Yesterday, as I was riding with a brother to another city nearby, he explained that it is impossible to see 1 or 2 meters in front of you. We witnessed trucks and street equipment out clearing the sides of the highways. He said that it was in preparation for the large amounts of snow that will pile up during these blizzards.
Later that afternoon, I was talking with the man who works at the parking lot where I park the car. He told me to begin preparing for the blizzards. He told me to stockpile water and food.
I guess that’s good advice. I’m a Texas boy and I know that everytime the weather forecasters mentioned snow or ice, everyone (and I do mean everyone) was at the grocery store stocking up. I guess we thought the snow or ice might stick around for several weeks instead of several days.
Now, being a Texas boy, I have only heard of blizzards. I have never witnessed one. However, there were times living in Wichita Falls that it seemed like someone forgot to close the door between us and Colorado as the cold wind came barreling from the north.
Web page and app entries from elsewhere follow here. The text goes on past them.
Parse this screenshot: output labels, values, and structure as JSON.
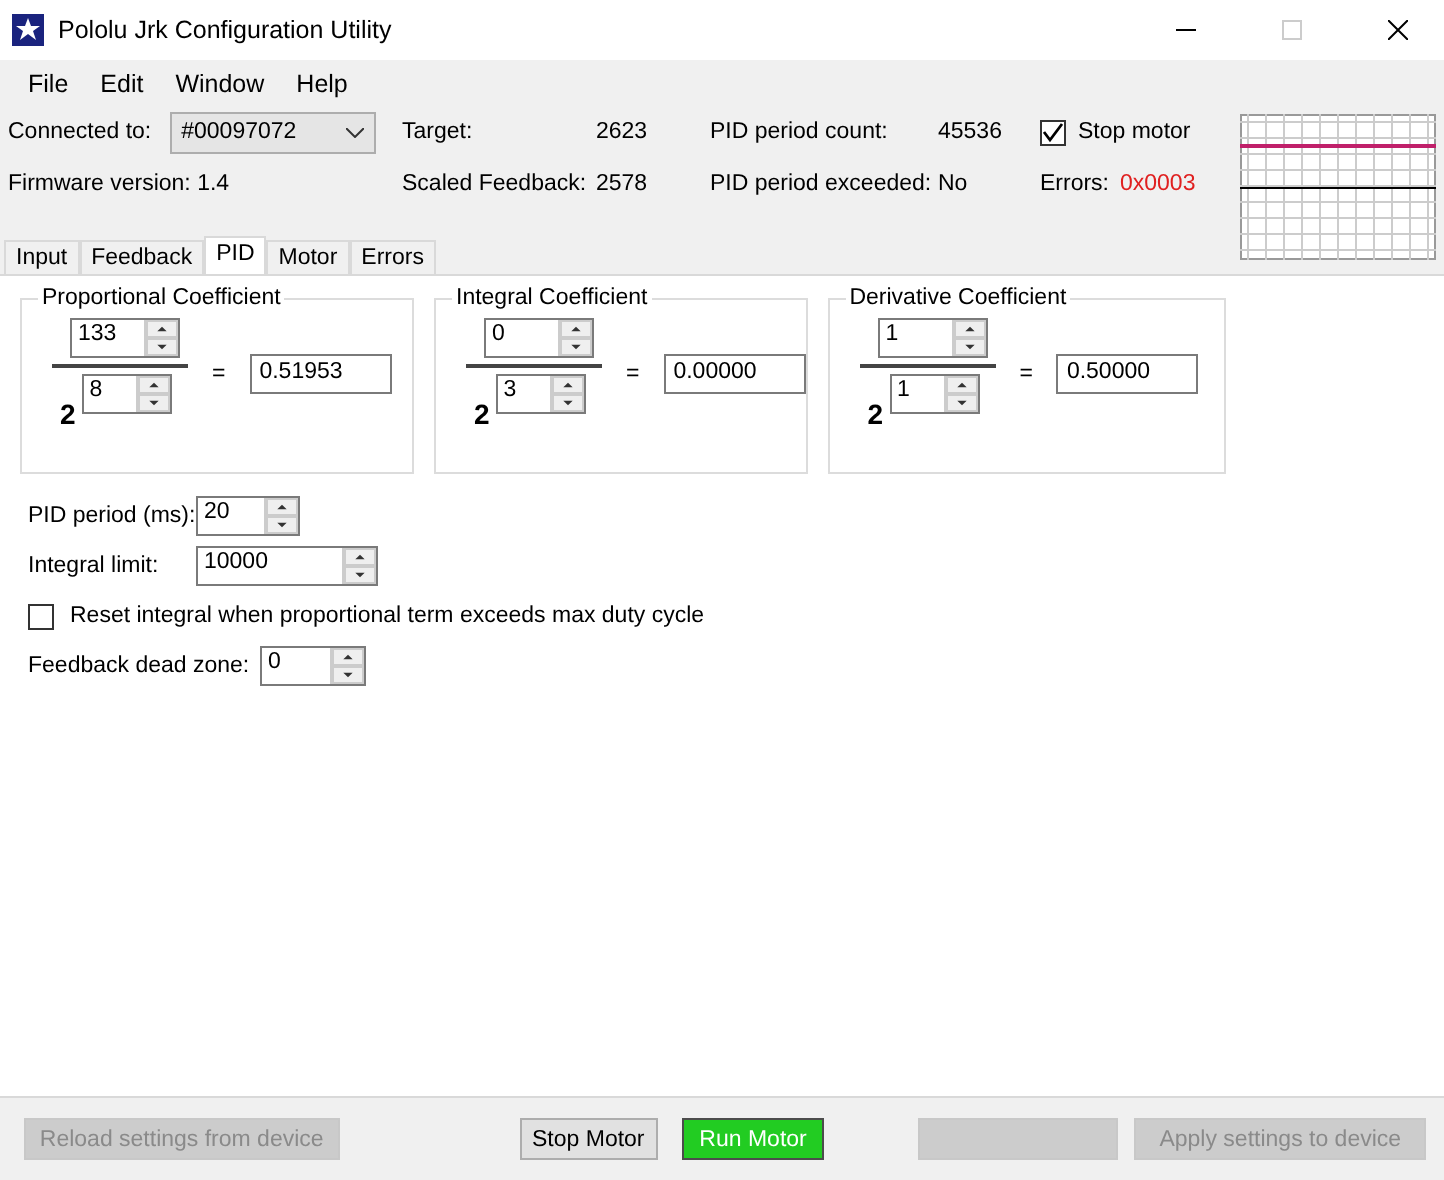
{
  "window": {
    "title": "Pololu Jrk Configuration Utility"
  },
  "menu": [
    "File",
    "Edit",
    "Window",
    "Help"
  ],
  "status": {
    "connected_label": "Connected to:",
    "device": "#00097072",
    "firmware": "Firmware version: 1.4",
    "target_label": "Target:",
    "target": "2623",
    "feedback_label": "Scaled Feedback:",
    "feedback": "2578",
    "pid_count_label": "PID period count:",
    "pid_count": "45536",
    "pid_exceeded_label": "PID period exceeded:",
    "pid_exceeded": "No",
    "stop_motor": {
      "label": "Stop motor",
      "checked": true
    },
    "errors_label": "Errors:",
    "errors": "0x0003"
  },
  "tabs": [
    {
      "label": "Input",
      "selected": false
    },
    {
      "label": "Feedback",
      "selected": false
    },
    {
      "label": "PID",
      "selected": true
    },
    {
      "label": "Motor",
      "selected": false
    },
    {
      "label": "Errors",
      "selected": false
    }
  ],
  "coefficients": [
    {
      "title": "Proportional Coefficient",
      "numerator": "133",
      "base": "2",
      "exponent": "8",
      "equals": "=",
      "result": "0.51953"
    },
    {
      "title": "Integral Coefficient",
      "numerator": "0",
      "base": "2",
      "exponent": "3",
      "equals": "=",
      "result": "0.00000"
    },
    {
      "title": "Derivative Coefficient",
      "numerator": "1",
      "base": "2",
      "exponent": "1",
      "equals": "=",
      "result": "0.50000"
    }
  ],
  "settings": [
    {
      "kind": "spin",
      "label": "PID period (ms):",
      "value": "20"
    },
    {
      "kind": "spin",
      "label": "Integral limit:",
      "value": "10000"
    },
    {
      "kind": "checkbox",
      "label": "Reset integral when proportional term exceeds max duty cycle",
      "checked": false
    },
    {
      "kind": "spin",
      "label": "Feedback dead zone:",
      "value": "0"
    }
  ],
  "buttons": [
    {
      "kind": "text",
      "label": "Reload settings from device",
      "disabled": true
    },
    {
      "kind": "text",
      "label": "Stop Motor",
      "disabled": false
    },
    {
      "kind": "run",
      "label": "Run Motor",
      "disabled": false
    },
    {
      "kind": "blank",
      "disabled": true
    },
    {
      "kind": "text",
      "label": "Apply settings to device",
      "disabled": true
    }
  ]
}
So, it will be interesting to see what one of these “burans” (blizzards) looks like. I just hope that I get to witness it from the comfort of my kitchen window (that looks out at Lenin’s statue) and not from the road while driving a car.
The apartment where I live has cable TV and CNN is on the system, so I was able to watch the President’s message live. How great is that!
Living overseas, a person feels disconnected from life in the US so it is great to be able to witness events like this take place…live on TV no less!
I was very moved when Bush acknowledged the lady from Iraq who had voted on Sunday, but I almost cried when he acknowledged the mother and father whose son died in the war in Iraq. It was incredible to watch this mother hug the woman from Iraq. I watched as Bush was choked up by the event that unfolded for all who were watching.
Still living the adventure in Karaganda,
Well, the move to Karaganda, Kazakhstan is complete, for now. Most of my personal belongings are still in Kiev. This is a temporary assignment until I sense whether or not the Lord wants me to move permanently to Kazakhstan.
The apartment where I live is in a great location…right in the center of the city. I have a not-so-perfect view of Lenin’s statue that still stands proudly in the central park.
However, I do like the prospect of being so close to the central department store and the grocery store.
I haven’t walked much to explore what else is nearby since the weather is so cold here. It has been below zero since arriving, but today finally got up to 7! Hurray!
The locals tell me that it will warm up some this month but then the snow will come. They can experience blizzards here as well.
As with most Soviet style cities, the hot water is heated in a central location and then piped to the apartments. For some reason though, my hot water really smells rank. The cold water does not smell that bad.
Living the Great Adventure (smelly water or not!)